Automatism Leaves No Place for Logical Thinking. But, upon second thought, both these statements are without warrant. “Logical” itself is a term without significance from the point of view of automatism.
There are states of mind called belief, and these, like all other states, are the necessary and passive accompaniments of brain changes. To attempt to draw distinctions between them, to say that some are logical, would be to forget that the various states of mind have only one quality in common

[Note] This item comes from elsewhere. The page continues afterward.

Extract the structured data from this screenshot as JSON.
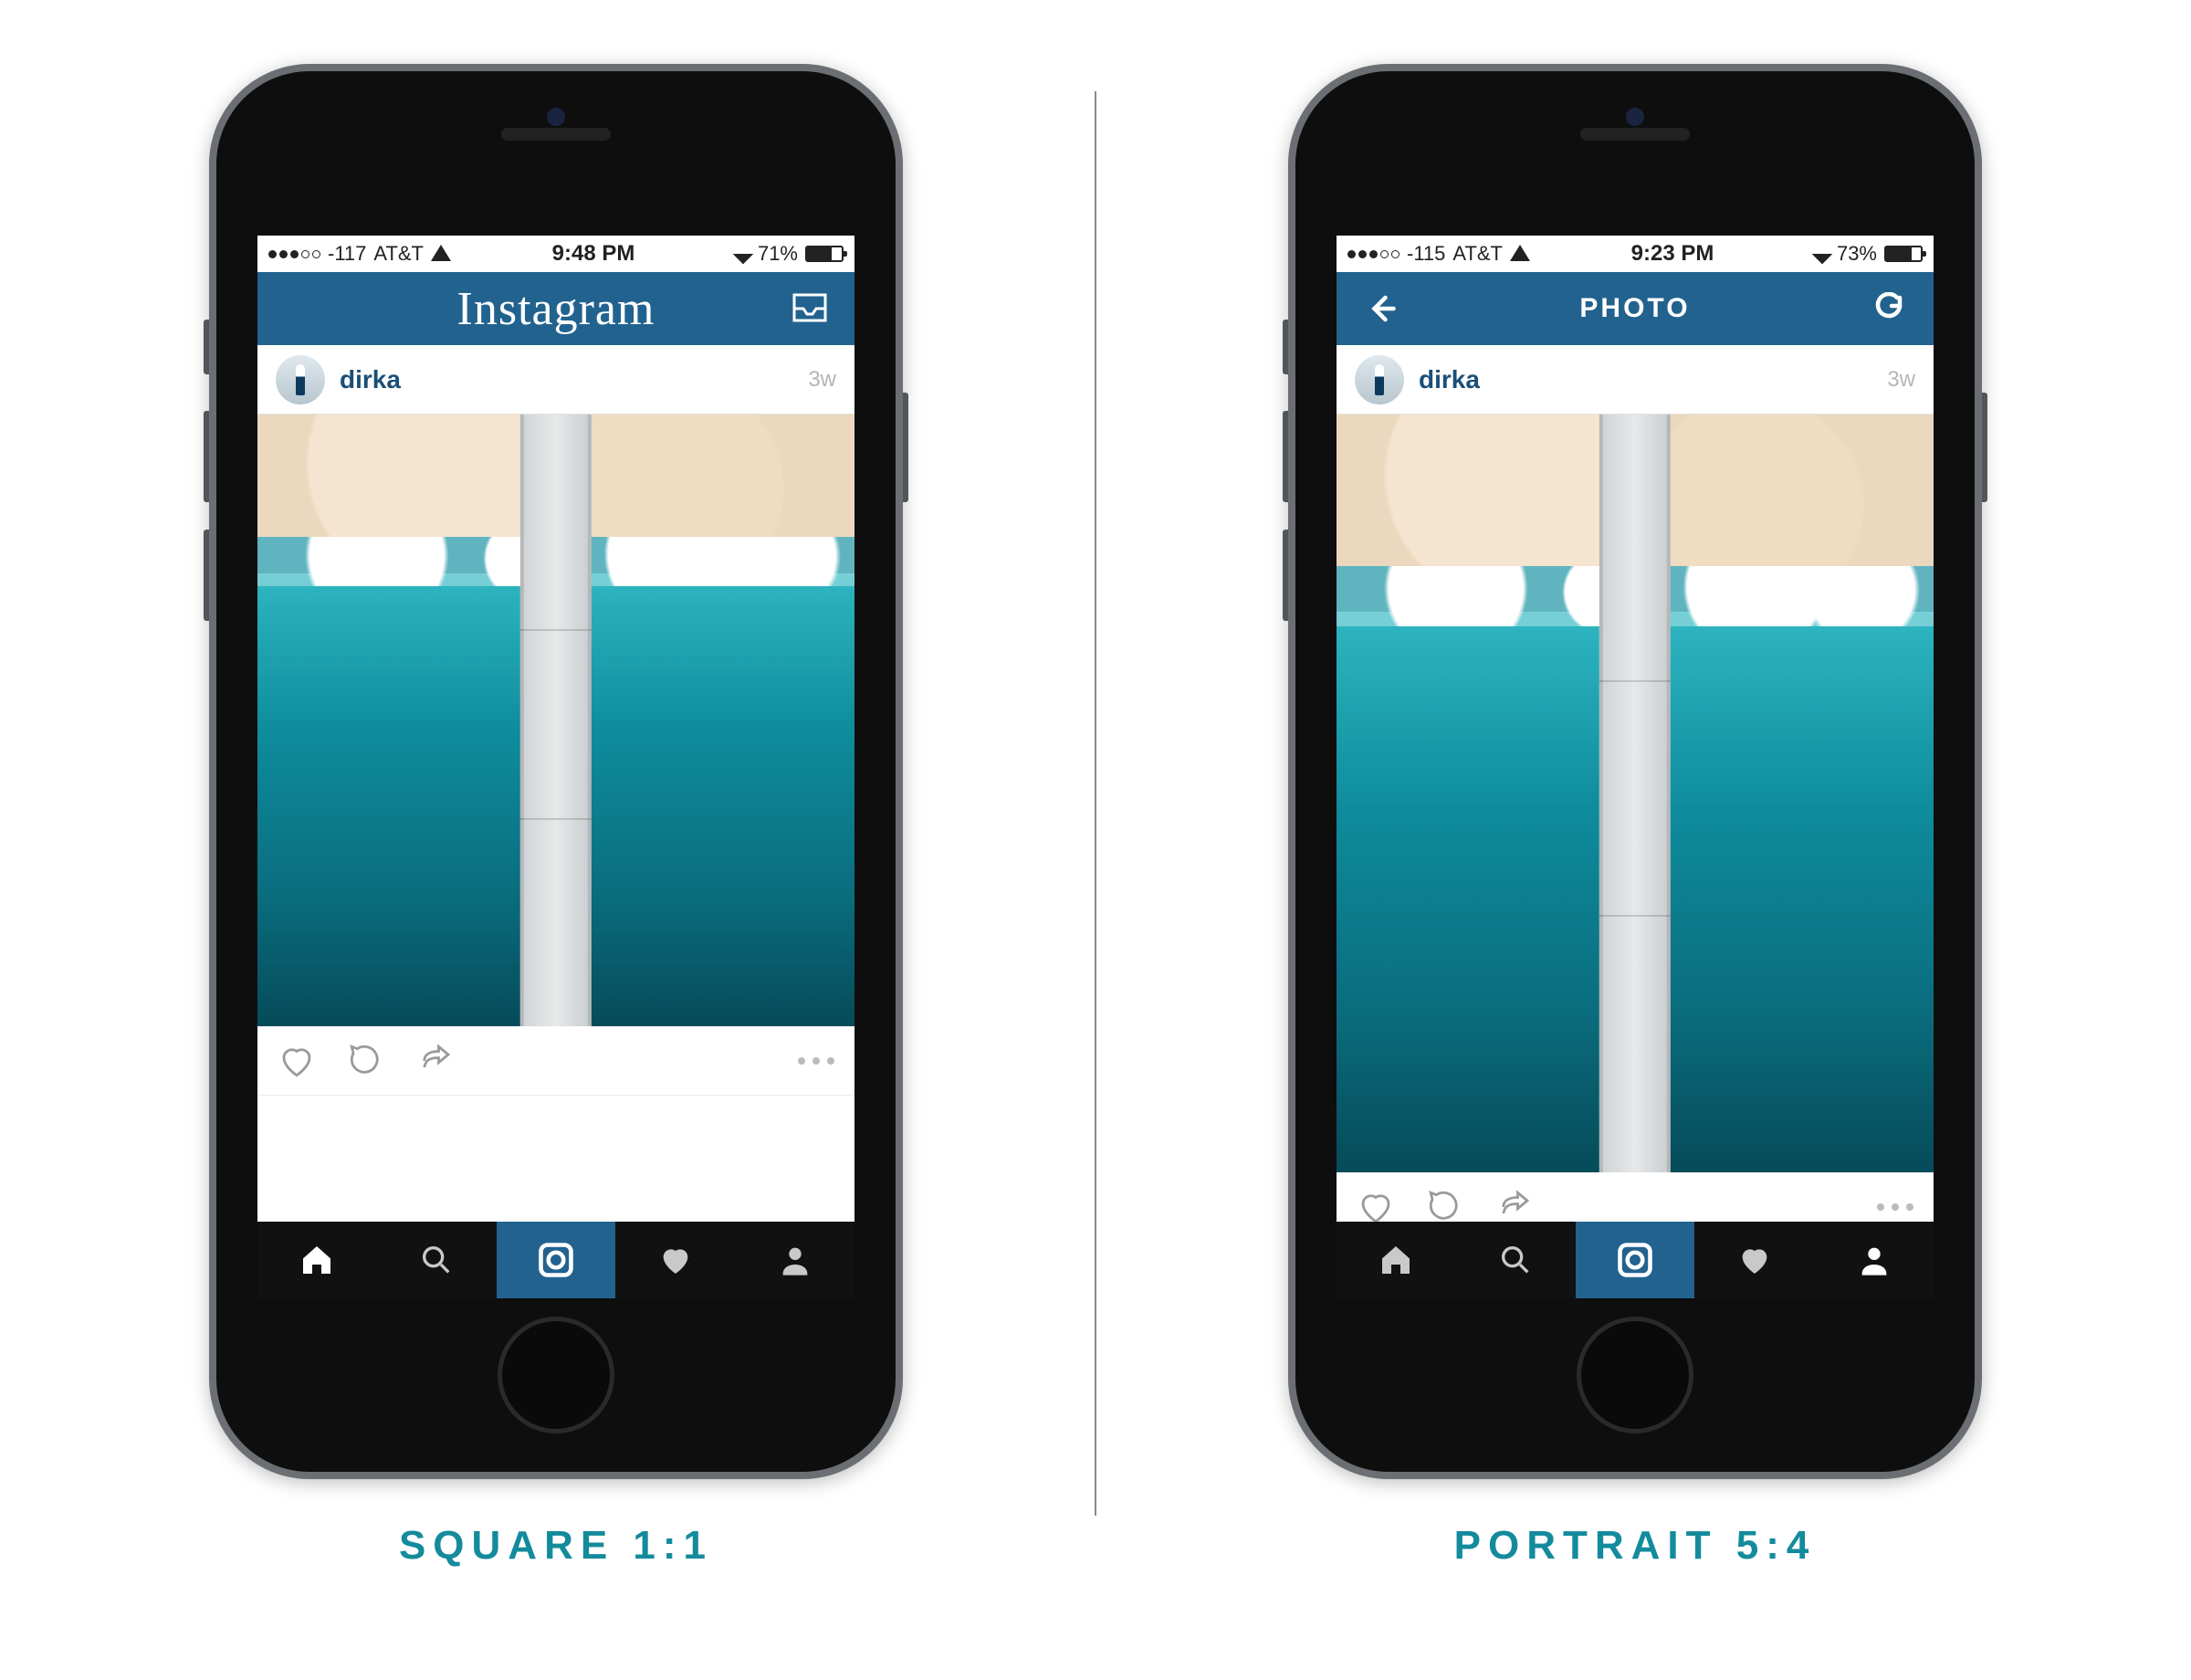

that of being the inevitable result of brain changes. No state of mind as such signifies anything. The wakefulness of the sentinel as a state of mind counts for nothing; it is the physical condition of which this mental state is the sign that counts. And if the laws which control the changes in our brains will permit us to think of things as they are, always provided automatism be accepted as true, we shall continue to endeavor to arouse the ambitions of our pupils, to excite their interests, to make appeals to their sense of honor, only because the same laws have in some inscrutable way brought about brain changes which compel us to have a profound confidence in the physical effect of illusions; or, rather, we shall continue to do it because the influences which act upon the physical machine which we ourselves are, make that and nothing else possible. If the only things in the world are physical, if all causation is physical, our faith in the efficiency of any appeal, if it has any foundation, must be grounded on our confidence in the purely material effect of such appeals.

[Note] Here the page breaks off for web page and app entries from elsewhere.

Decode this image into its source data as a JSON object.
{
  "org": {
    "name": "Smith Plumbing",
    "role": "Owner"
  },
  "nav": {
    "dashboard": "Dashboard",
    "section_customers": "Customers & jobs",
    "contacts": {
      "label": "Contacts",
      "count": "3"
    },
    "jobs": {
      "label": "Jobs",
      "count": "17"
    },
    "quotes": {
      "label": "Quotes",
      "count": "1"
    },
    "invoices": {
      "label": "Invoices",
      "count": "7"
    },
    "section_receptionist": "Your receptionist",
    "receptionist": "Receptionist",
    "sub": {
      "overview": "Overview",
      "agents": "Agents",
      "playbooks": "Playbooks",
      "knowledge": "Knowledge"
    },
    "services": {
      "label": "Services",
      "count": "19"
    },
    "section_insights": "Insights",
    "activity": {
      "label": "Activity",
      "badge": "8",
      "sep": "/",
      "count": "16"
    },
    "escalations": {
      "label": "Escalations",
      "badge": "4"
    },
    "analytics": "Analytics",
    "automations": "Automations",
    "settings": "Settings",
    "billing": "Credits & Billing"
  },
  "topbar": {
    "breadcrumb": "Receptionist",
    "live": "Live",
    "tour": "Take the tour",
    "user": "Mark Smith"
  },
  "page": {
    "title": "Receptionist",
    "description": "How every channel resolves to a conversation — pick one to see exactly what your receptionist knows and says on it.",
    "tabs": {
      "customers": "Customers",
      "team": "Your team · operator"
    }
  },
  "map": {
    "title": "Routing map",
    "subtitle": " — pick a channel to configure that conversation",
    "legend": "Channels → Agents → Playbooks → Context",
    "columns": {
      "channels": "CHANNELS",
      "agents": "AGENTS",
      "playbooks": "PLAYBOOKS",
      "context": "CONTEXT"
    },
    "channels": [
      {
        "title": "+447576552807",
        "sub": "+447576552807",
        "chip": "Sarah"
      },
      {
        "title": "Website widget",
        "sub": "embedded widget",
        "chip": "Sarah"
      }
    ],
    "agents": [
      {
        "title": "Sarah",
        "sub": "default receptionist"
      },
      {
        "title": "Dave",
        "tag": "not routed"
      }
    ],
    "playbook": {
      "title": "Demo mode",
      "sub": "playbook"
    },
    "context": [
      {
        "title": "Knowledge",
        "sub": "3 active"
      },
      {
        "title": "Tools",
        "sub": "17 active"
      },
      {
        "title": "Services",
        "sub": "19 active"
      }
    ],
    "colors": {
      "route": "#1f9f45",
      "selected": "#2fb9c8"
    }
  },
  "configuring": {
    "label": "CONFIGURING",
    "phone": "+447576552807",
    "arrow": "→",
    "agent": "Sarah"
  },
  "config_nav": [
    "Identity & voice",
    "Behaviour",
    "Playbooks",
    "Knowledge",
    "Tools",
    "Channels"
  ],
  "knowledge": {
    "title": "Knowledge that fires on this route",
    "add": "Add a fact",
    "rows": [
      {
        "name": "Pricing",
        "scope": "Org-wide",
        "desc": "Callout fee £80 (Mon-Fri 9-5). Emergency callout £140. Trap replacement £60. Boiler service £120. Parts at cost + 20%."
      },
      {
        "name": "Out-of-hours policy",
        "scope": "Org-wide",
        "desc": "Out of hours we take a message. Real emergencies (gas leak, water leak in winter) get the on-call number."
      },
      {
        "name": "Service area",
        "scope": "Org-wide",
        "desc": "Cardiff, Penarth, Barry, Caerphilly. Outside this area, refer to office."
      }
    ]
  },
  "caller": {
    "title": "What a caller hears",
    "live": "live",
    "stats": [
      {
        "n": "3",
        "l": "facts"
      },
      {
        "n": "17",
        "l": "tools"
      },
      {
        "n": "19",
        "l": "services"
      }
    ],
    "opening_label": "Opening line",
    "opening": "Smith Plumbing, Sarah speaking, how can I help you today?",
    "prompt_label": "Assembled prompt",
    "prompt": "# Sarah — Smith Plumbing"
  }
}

Indeed according to the theory all teaching, all writing, all conversation, all so-called science is absurd. All intercourse of mind with mind presupposes that the mind is susceptible of being influenced by intelligent considerations, whereas it is influenced by nothing but matter. A man who expostulates with a cyclone, entreating it either to suppress itself or, if it will not do that, to select a field of operations where it will do less damage, is quite as logical as a teacher who, believing that actions are not influenced by intelligence, expostulates with an unruly boy, urging him to change his course because of the influence he is exerting upon the school. Cyclone and boy alike are inevitably bound to obey the mechanical laws of matter. That the two differ in an important particular, that the boy can be made aware of the tendencies of his conduct, in no way establishes an essential difference between